Data provided:
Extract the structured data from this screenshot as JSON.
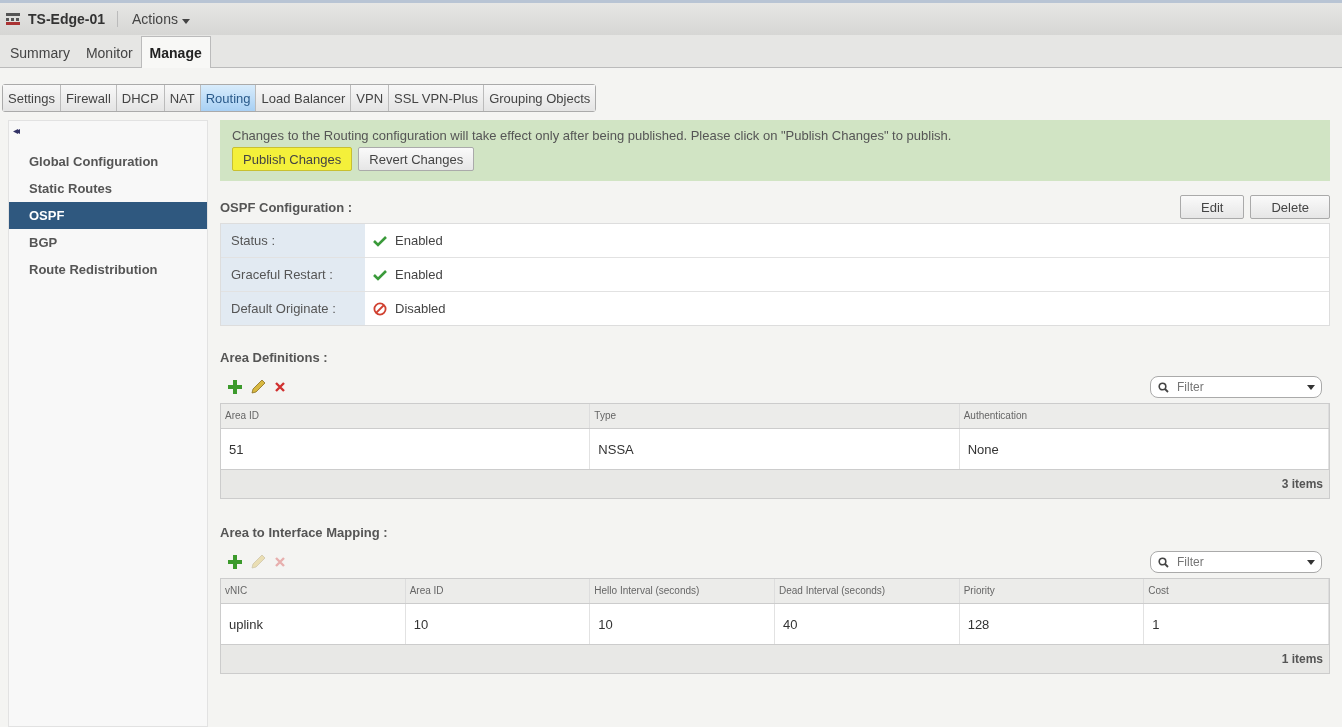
{
  "header": {
    "title": "TS-Edge-01",
    "actions": "Actions"
  },
  "tabs": [
    {
      "label": "Summary",
      "selected": false
    },
    {
      "label": "Monitor",
      "selected": false
    },
    {
      "label": "Manage",
      "selected": true
    }
  ],
  "subtabs": [
    {
      "label": "Settings",
      "selected": false
    },
    {
      "label": "Firewall",
      "selected": false
    },
    {
      "label": "DHCP",
      "selected": false
    },
    {
      "label": "NAT",
      "selected": false
    },
    {
      "label": "Routing",
      "selected": true
    },
    {
      "label": "Load Balancer",
      "selected": false
    },
    {
      "label": "VPN",
      "selected": false
    },
    {
      "label": "SSL VPN-Plus",
      "selected": false
    },
    {
      "label": "Grouping Objects",
      "selected": false
    }
  ],
  "sidebar": {
    "collapse": "◂◂",
    "items": [
      {
        "label": "Global Configuration",
        "selected": false
      },
      {
        "label": "Static Routes",
        "selected": false
      },
      {
        "label": "OSPF",
        "selected": true
      },
      {
        "label": "BGP",
        "selected": false
      },
      {
        "label": "Route Redistribution",
        "selected": false
      }
    ]
  },
  "notice": {
    "message": "Changes to the Routing configuration will take effect only after being published. Please click on \"Publish Changes\" to publish.",
    "buttons": [
      {
        "label": "Publish Changes",
        "highlighted": true
      },
      {
        "label": "Revert Changes",
        "highlighted": false
      }
    ]
  },
  "ospf": {
    "title": "OSPF Configuration :",
    "buttons": [
      "Edit",
      "Delete"
    ],
    "fields": [
      {
        "label": "Status :",
        "value": "Enabled",
        "kind": "enabled"
      },
      {
        "label": "Graceful Restart :",
        "value": "Enabled",
        "kind": "enabled"
      },
      {
        "label": "Default Originate :",
        "value": "Disabled",
        "kind": "disabled"
      }
    ]
  },
  "area_definitions": {
    "title": "Area Definitions :",
    "edit_disabled": false,
    "filter_placeholder": "Filter",
    "columns": [
      "Area ID",
      "Type",
      "Authentication"
    ],
    "rows": [
      [
        "51",
        "NSSA",
        "None"
      ]
    ],
    "count": "3 items"
  },
  "area_mapping": {
    "title": "Area to Interface Mapping :",
    "edit_disabled": true,
    "filter_placeholder": "Filter",
    "columns": [
      "vNIC",
      "Area ID",
      "Hello Interval (seconds)",
      "Dead Interval (seconds)",
      "Priority",
      "Cost"
    ],
    "rows": [
      [
        "uplink",
        "10",
        "10",
        "40",
        "128",
        "1"
      ]
    ],
    "count": "1 items"
  }
}
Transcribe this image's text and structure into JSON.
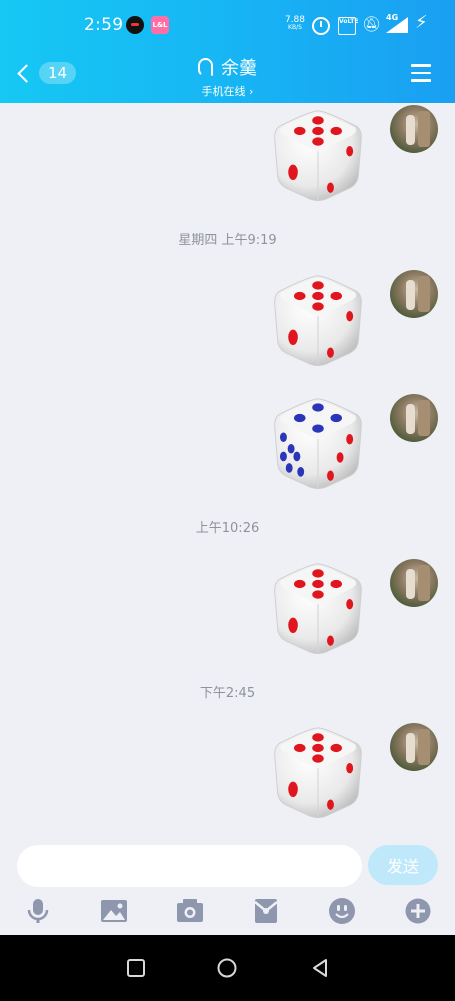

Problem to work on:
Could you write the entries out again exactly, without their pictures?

Task response:
Extract the structured data from this screenshot as JSON.
{
  "header": {
    "title": "TS-Edge-01",
    "actions": "Actions"
  },
  "tabs": [
    {
      "label": "Summary",
      "selected": false
    },
    {
      "label": "Monitor",
      "selected": false
    },
    {
      "label": "Manage",
      "selected": true
    }
  ],
  "subtabs": [
    {
      "label": "Settings",
      "selected": false
    },
    {
      "label": "Firewall",
      "selected": false
    },
    {
      "label": "DHCP",
      "selected": false
    },
    {
      "label": "NAT",
      "selected": false
    },
    {
      "label": "Routing",
      "selected": true
    },
    {
      "label": "Load Balancer",
      "selected": false
    },
    {
      "label": "VPN",
      "selected": false
    },
    {
      "label": "SSL VPN-Plus",
      "selected": false
    },
    {
      "label": "Grouping Objects",
      "selected": false
    }
  ],
  "sidebar": {
    "collapse": "◂◂",
    "items": [
      {
        "label": "Global Configuration",
        "selected": false
      },
      {
        "label": "Static Routes",
        "selected": false
      },
      {
        "label": "OSPF",
        "selected": true
      },
      {
        "label": "BGP",
        "selected": false
      },
      {
        "label": "Route Redistribution",
        "selected": false
      }
    ]
  },
  "notice": {
    "message": "Changes to the Routing configuration will take effect only after being published. Please click on \"Publish Changes\" to publish.",
    "buttons": [
      {
        "label": "Publish Changes",
        "highlighted": true
      },
      {
        "label": "Revert Changes",
        "highlighted": false
      }
    ]
  },
  "ospf": {
    "title": "OSPF Configuration :",
    "buttons": [
      "Edit",
      "Delete"
    ],
    "fields": [
      {
        "label": "Status :",
        "value": "Enabled",
        "kind": "enabled"
      },
      {
        "label": "Graceful Restart :",
        "value": "Enabled",
        "kind": "enabled"
      },
      {
        "label": "Default Originate :",
        "value": "Disabled",
        "kind": "disabled"
      }
    ]
  },
  "area_definitions": {
    "title": "Area Definitions :",
    "edit_disabled": false,
    "filter_placeholder": "Filter",
    "columns": [
      "Area ID",
      "Type",
      "Authentication"
    ],
    "rows": [
      [
        "51",
        "NSSA",
        "None"
      ]
    ],
    "count": "3 items"
  },
  "area_mapping": {
    "title": "Area to Interface Mapping :",
    "edit_disabled": true,
    "filter_placeholder": "Filter",
    "columns": [
      "vNIC",
      "Area ID",
      "Hello Interval (seconds)",
      "Dead Interval (seconds)",
      "Priority",
      "Cost"
    ],
    "rows": [
      [
        "uplink",
        "10",
        "10",
        "40",
        "128",
        "1"
      ]
    ],
    "count": "1 items"
  }
}
Transcribe this image's text and structure into JSON.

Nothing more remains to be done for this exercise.